Next week, fans of Peter Jackson’s multi-Oscar-winning trilogy of films based on J.R.R. Tolkein’s saga, The Lord of the Rings, will descend upon London’s Royal Albert Hall for two live performances of the score from the movies. The first film, The Fellowship of the Ring, will be screened in the Royal Albert Hall, accompanied by a live performance of the score by the London Philharmonic Orchestra, the London Voices and the London Oratory School Schola (all of whom recorded the original soundtrack for the film), conducted by Ludwig Wicki.
Although the scores and parts for the original recording sessions for The Lord of the Rings were produced in Finale, the scores and parts used for the live performances of the movies are being prepared in Sibelius by Sue Sinclair and her team. A great article in German magazine Cinema Musica explains something of the process that goes into putting this kind of project together. The article actually deals with preparations for the first live performance of the score for the second film of the trilogy, The Two Towers, which happened last month. Doug Adams, author of the upcoming book The Music of The Lord of the Rings, has a transcript of the article on his site.

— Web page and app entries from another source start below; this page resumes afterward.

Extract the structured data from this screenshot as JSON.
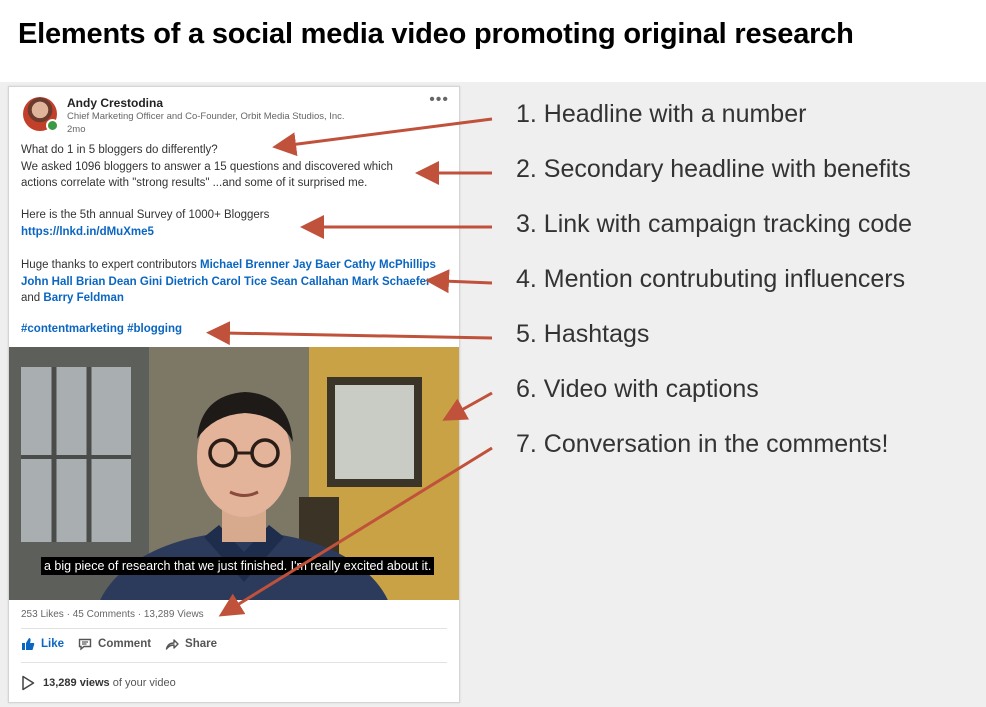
{
  "title": "Elements of a social media video promoting original research",
  "post": {
    "author_name": "Andy Crestodina",
    "author_title": "Chief Marketing Officer and Co-Founder, Orbit Media Studios, Inc.",
    "time": "2mo",
    "more": "•••",
    "line1": "What do 1 in 5 bloggers do differently?",
    "line2a": "We asked 1096 bloggers to answer a 15 questions and discovered which",
    "line2b": "actions correlate with \"strong results\" ...and some of it surprised me.",
    "line3": "Here is the 5th annual Survey of 1000+ Bloggers",
    "link": "https://lnkd.in/dMuXme5",
    "thanks_prefix": "Huge thanks to expert contributors ",
    "contributors": [
      "Michael Brenner",
      "Jay Baer",
      "Cathy McPhillips",
      "John Hall",
      "Brian Dean",
      "Gini Dietrich",
      "Carol Tice",
      "Sean Callahan",
      "Mark Schaefer"
    ],
    "and": " and ",
    "last_contributor": "Barry Feldman",
    "hashtags": "#contentmarketing #blogging",
    "caption": "a big piece of research that we just finished. I'm really excited about it.",
    "stats": "253 Likes · 45 Comments · 13,289 Views",
    "actions": {
      "like": "Like",
      "comment": "Comment",
      "share": "Share"
    },
    "views_count": "13,289 views",
    "views_suffix": " of your video"
  },
  "list": [
    "1. Headline with a number",
    "2. Secondary headline with benefits",
    "3. Link with campaign tracking code",
    "4. Mention contrubuting influencers",
    "5. Hashtags",
    "6. Video with captions",
    "7. Conversation in the comments!"
  ],
  "colors": {
    "arrow": "#c0513a",
    "link": "#0a66c2",
    "panel": "#efefef"
  }
}
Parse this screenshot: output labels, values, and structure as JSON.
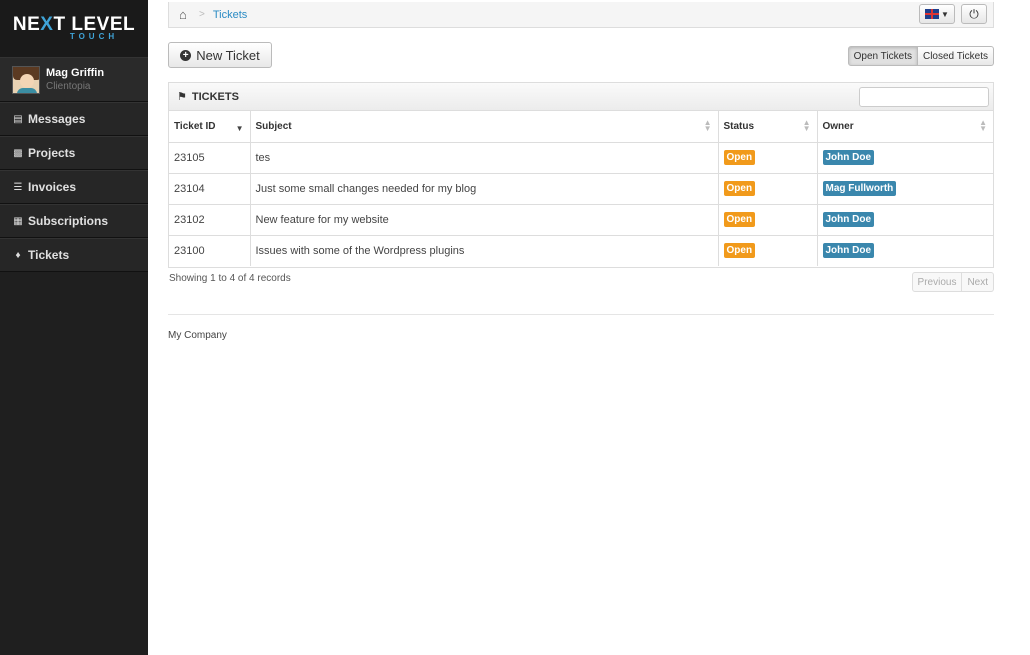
{
  "logo": {
    "main_a": "NE",
    "main_x": "X",
    "main_b": "T LEVEL",
    "sub": "TOUCH"
  },
  "profile": {
    "name": "Mag Griffin",
    "company": "Clientopia"
  },
  "sidebar": {
    "items": [
      {
        "label": "Messages",
        "icon": "inbox-icon"
      },
      {
        "label": "Projects",
        "icon": "briefcase-icon"
      },
      {
        "label": "Invoices",
        "icon": "list-icon"
      },
      {
        "label": "Subscriptions",
        "icon": "calendar-icon"
      },
      {
        "label": "Tickets",
        "icon": "tag-icon"
      }
    ]
  },
  "breadcrumb": {
    "current": "Tickets"
  },
  "toolbar": {
    "new_ticket_label": "New Ticket"
  },
  "tabs": {
    "open": "Open Tickets",
    "closed": "Closed Tickets"
  },
  "panel": {
    "title": "TICKETS",
    "search_placeholder": ""
  },
  "table": {
    "headers": {
      "id": "Ticket ID",
      "subject": "Subject",
      "status": "Status",
      "owner": "Owner"
    },
    "rows": [
      {
        "id": "23105",
        "subject": "tes",
        "status": "Open",
        "owner": "John Doe"
      },
      {
        "id": "23104",
        "subject": "Just some small changes needed for my blog",
        "status": "Open",
        "owner": "Mag Fullworth"
      },
      {
        "id": "23102",
        "subject": "New feature for my website",
        "status": "Open",
        "owner": "John Doe"
      },
      {
        "id": "23100",
        "subject": "Issues with some of the Wordpress plugins",
        "status": "Open",
        "owner": "John Doe"
      }
    ]
  },
  "info": "Showing 1 to 4 of 4 records",
  "pager": {
    "previous": "Previous",
    "next": "Next"
  },
  "footer": "My Company",
  "colors": {
    "accent": "#3fa4d8",
    "open_badge": "#f19a1b",
    "owner_badge": "#3a87ad",
    "link": "#2a8bc4"
  }
}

Here’s a snippet:
Sue Sinclair has now been working for over three and a half years as a music copyist (a music engraver) for Howard Shore. She prepares music for performance (whether to be recorded or played live in concert) and “engraves” the composer’s manuscript via computer. This makes her one of the first people to get a look at a new work of a composer, which makes her job feel thrilling and like a privilege.
For this reason Sue Sinclair is playing a major role during the pre-concert work for The Two Towers – Live to Projection concert. She started working on The Two Towers concert during summer 2008. “I began work on The Two Towers, anticipating several trouble spots,” says Sinclair. She tracks them down by comparing the score with the movie, relying completely on her ears. She conducts the score with the film and puts a sticky note wherever she hears the music deviating from the print: a potential trouble spot. Those trouble spots can originate from the final edit made in post-production, where a scene gets shortened and the music is now too long. For a live performance, the music needs to be without trouble spots. This means some passages might have to be shortened, or Shore even has to recompose some bars of his original composition for the live performance.

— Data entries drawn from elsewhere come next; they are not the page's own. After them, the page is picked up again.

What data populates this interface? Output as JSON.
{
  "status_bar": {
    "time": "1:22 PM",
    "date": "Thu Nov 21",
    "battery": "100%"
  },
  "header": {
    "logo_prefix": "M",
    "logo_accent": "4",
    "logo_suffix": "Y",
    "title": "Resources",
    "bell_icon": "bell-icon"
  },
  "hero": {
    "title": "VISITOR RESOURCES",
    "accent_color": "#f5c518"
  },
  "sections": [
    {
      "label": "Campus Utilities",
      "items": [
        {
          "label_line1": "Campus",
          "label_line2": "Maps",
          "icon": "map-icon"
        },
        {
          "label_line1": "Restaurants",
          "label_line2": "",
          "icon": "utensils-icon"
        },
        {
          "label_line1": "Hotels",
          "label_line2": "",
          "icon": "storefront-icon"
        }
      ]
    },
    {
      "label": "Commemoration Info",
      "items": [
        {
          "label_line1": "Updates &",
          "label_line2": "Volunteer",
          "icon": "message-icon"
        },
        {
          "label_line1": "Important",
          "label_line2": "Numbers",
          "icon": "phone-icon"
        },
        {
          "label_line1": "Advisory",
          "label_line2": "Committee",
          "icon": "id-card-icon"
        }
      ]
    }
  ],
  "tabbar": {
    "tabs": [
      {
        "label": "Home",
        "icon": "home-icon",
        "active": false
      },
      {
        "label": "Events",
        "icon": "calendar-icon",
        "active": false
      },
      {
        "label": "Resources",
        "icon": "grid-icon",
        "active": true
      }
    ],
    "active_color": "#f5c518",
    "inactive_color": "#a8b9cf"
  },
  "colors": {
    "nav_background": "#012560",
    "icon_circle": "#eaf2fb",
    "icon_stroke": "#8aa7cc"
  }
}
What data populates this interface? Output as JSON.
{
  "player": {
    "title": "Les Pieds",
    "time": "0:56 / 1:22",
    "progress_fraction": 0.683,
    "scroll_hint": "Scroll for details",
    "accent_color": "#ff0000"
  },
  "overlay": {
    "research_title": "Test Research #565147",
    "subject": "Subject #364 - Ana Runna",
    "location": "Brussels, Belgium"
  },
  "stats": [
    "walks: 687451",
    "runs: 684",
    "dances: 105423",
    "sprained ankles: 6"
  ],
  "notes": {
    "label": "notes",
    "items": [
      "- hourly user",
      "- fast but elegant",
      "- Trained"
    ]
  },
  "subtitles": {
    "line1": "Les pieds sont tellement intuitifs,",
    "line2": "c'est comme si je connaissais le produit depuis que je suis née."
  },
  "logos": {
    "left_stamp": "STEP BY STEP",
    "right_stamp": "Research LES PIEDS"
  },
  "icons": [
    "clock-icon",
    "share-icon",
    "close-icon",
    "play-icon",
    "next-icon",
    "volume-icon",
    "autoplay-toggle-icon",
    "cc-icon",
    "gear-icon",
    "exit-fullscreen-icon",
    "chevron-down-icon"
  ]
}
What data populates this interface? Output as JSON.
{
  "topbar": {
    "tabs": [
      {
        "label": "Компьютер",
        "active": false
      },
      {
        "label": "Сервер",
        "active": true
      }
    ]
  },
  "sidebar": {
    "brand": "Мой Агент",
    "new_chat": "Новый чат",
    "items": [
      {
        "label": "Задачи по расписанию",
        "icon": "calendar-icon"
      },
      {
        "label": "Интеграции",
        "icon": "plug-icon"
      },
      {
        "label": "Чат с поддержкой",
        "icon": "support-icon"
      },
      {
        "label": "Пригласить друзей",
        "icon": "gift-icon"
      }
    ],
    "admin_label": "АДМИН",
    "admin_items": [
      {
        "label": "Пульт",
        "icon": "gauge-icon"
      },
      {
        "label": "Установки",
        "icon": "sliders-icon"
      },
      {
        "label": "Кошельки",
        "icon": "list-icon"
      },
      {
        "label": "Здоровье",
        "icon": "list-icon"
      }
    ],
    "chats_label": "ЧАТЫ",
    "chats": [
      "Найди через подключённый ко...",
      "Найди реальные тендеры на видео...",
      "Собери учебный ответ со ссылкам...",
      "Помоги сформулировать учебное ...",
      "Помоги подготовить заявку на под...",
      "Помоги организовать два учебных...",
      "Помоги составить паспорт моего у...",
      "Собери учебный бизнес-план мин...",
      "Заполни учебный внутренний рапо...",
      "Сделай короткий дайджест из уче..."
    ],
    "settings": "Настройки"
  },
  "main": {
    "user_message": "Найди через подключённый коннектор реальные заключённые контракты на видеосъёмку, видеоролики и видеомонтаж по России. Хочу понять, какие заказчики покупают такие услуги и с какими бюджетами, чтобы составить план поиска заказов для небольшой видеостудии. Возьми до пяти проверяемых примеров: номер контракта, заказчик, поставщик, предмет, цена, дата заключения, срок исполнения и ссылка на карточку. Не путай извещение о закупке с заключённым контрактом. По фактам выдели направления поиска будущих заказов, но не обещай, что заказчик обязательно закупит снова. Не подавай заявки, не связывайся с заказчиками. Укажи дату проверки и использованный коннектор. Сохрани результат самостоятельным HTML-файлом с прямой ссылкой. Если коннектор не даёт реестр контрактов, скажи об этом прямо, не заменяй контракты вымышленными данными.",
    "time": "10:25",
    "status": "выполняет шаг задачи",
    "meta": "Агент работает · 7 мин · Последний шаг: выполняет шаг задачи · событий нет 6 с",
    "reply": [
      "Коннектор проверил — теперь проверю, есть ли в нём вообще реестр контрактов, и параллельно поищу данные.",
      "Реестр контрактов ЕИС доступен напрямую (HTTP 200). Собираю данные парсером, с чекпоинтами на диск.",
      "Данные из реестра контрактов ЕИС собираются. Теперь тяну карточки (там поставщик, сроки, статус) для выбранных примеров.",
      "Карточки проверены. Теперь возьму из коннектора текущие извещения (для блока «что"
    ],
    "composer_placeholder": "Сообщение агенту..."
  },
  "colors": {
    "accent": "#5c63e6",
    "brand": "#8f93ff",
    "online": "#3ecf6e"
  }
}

On February 9th, 2009, Sue Sinclair had finished preparing the final score sheets (the so-called print matter) for the Lucerne-performance – a document, almost a thousand pages in total, containing all instrumentations.

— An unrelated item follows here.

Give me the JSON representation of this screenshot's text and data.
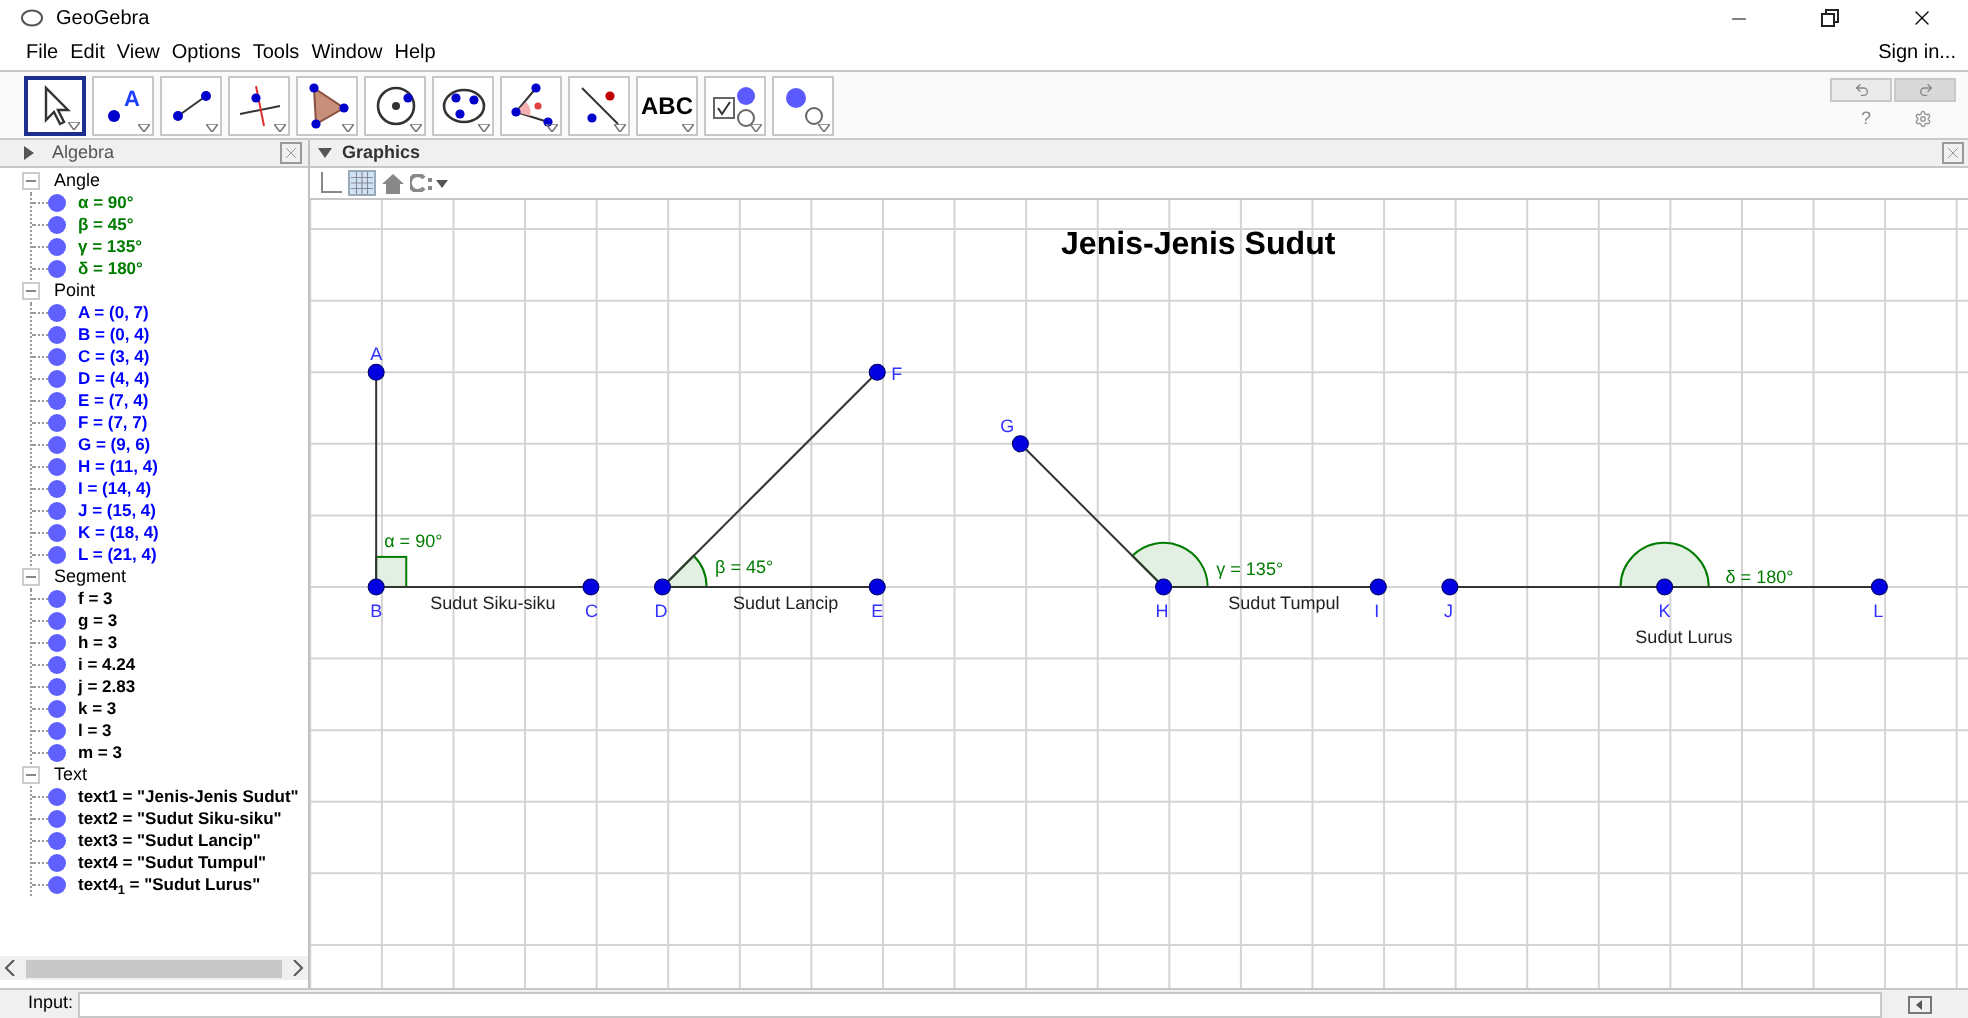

A handful of limited view seats are still available for the performances at the Royal Albert Hall of The Fellowship of the Ring on Tuesday 14 April and Wednesday 15 April. If you’d like to go along, act fast!